Dr. Ken, Season 1, Episode 12: “Ken’s Physical”
Original airdate January 15, 2016.
Symptoms: Allison is upset when she learns that Ken hasn’t had a physical examination in twenty years, reminding him that his family needs him to be healthy. When Ken asks Julie simply to sign the form without actually performing the exam, she insists on examining him legitimately. Damona and Clark get into a little bit of a prank war. Molly, hoping to pay for a snowboarding trip, takes (and loses) part-time jobs.
Diagnosis: I watched this episode three times (that’s normal when I write episode reviews), and although the jokes never got funnier, the relationships got more interesting. The best thing about this episode is the continued development of the Welltopia characters. Even Pat, whom I have been very critical of, comes across in this episode as more of a goofball than a bizarre cartoon character. It’s still not quite the right note, but it’s the closest it’s been since the boat-on-land episode. More Ken-Julie interaction, this time on level ground as physicians, is also good for development, leaving Damona and Clark to get more time together. All of this is good.
Ken and Allison are at their TV best when they’re arguing with each other, or when they’re teamed up against their kids, and we get both in this episode.

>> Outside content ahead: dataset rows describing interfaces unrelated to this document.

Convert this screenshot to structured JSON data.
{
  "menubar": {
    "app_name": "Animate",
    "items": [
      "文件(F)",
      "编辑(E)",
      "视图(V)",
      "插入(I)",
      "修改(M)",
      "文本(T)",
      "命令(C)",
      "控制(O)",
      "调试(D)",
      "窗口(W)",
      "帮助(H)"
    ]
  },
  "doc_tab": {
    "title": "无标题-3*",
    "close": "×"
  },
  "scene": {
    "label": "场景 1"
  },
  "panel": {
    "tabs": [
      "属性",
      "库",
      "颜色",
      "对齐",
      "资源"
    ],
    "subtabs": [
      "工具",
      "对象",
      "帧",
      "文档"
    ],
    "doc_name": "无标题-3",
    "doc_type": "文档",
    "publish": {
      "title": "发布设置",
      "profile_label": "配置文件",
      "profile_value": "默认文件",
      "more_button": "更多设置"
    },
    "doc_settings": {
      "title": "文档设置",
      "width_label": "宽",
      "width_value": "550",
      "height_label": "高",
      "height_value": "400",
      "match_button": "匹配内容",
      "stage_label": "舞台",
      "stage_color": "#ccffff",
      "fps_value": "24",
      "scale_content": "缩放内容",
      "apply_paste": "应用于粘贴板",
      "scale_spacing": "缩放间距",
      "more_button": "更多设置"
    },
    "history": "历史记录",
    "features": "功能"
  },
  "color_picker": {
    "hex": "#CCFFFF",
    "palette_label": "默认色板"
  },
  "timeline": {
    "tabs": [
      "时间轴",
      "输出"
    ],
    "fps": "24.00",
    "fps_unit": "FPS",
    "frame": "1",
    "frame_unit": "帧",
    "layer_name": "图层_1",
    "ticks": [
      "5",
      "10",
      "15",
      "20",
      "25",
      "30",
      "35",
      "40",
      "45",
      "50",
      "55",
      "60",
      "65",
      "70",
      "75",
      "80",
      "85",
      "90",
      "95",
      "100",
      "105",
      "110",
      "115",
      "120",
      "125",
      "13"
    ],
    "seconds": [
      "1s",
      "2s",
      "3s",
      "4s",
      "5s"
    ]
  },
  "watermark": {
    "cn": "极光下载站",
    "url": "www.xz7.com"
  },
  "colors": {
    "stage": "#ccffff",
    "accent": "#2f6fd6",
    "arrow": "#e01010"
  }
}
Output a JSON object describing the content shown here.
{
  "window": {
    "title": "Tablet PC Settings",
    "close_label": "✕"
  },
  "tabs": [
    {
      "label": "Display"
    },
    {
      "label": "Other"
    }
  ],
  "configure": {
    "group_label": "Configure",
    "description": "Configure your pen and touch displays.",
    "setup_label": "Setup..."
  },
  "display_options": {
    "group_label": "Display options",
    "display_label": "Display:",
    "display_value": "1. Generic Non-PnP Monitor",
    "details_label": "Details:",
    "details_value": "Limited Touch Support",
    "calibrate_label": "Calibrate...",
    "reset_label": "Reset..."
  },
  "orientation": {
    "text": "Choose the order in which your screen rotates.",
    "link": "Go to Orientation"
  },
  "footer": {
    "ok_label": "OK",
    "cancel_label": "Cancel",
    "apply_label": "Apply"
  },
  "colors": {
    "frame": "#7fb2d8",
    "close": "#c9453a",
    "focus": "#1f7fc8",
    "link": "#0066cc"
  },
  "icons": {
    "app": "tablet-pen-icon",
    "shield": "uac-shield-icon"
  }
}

What we have this week are all the signs of a show finding its stroke. The skeleton is there, and that’s important, and it’s evidence of actors who have a good sense of their characters, and writers who have some kind of meaningful purpose in mind. But man, the flesh and skin attached to this lovely bone structure is not pretty. The jokes just aren’t funny. There’s definitely some nice situational humor, mostly in Julie’s examination of Ken, but the writers seem to think they have to point right at every funny situation, highlight it, color it, and dot it with a little heart. Clark in oversized scrubs is funny; Clark’s scrubs falling down around ankles is just dumb. I wouldn’t have been surprised if immediately after, he’d whipped out a bicycle horn and honked it a couple of times. This is one example, but there are many equally bad instances.
Prognosis: I’m so glad I watched this episode more than once, because I’m encouraged by a lot of what I saw the second and third times, when I was able to let the bad jokes just kind of wash over me without causing me to choke.
Rx: I complained about Pat last week, and this week he was actually bearable. Hoping my mojo will work again, I’m going to complain now about Molly. Krista Marie Yu has established Molly pretty well as a smart, shallow, affectionate young woman with a few misplaced values. But she likes her annoying younger brother and appreciates the boundaries her parents set for her, even if she tests them whenever she gets a chance. This is not a character who thinks taking an “advance on her paycheck” from her employer’s till is okay, or anything less than criminal. The writers seem to think of her not as a character, but as a plot device, and this is poison to a television show. This has been going on for several episodes now, and it’s not a good sign. We aren’t getting to know her better; we’re merely getting to laugh at her occasionally funny zingers. If Ken’s family life is to be believable, his kids have to be believable, and that’s becoming less so each week.
Check out this week’s Post Show and Tell. Joz Wang interviews Suzy Nakamura from the Welltopia offices, and Nakamura gets into some really interesting actory conversation.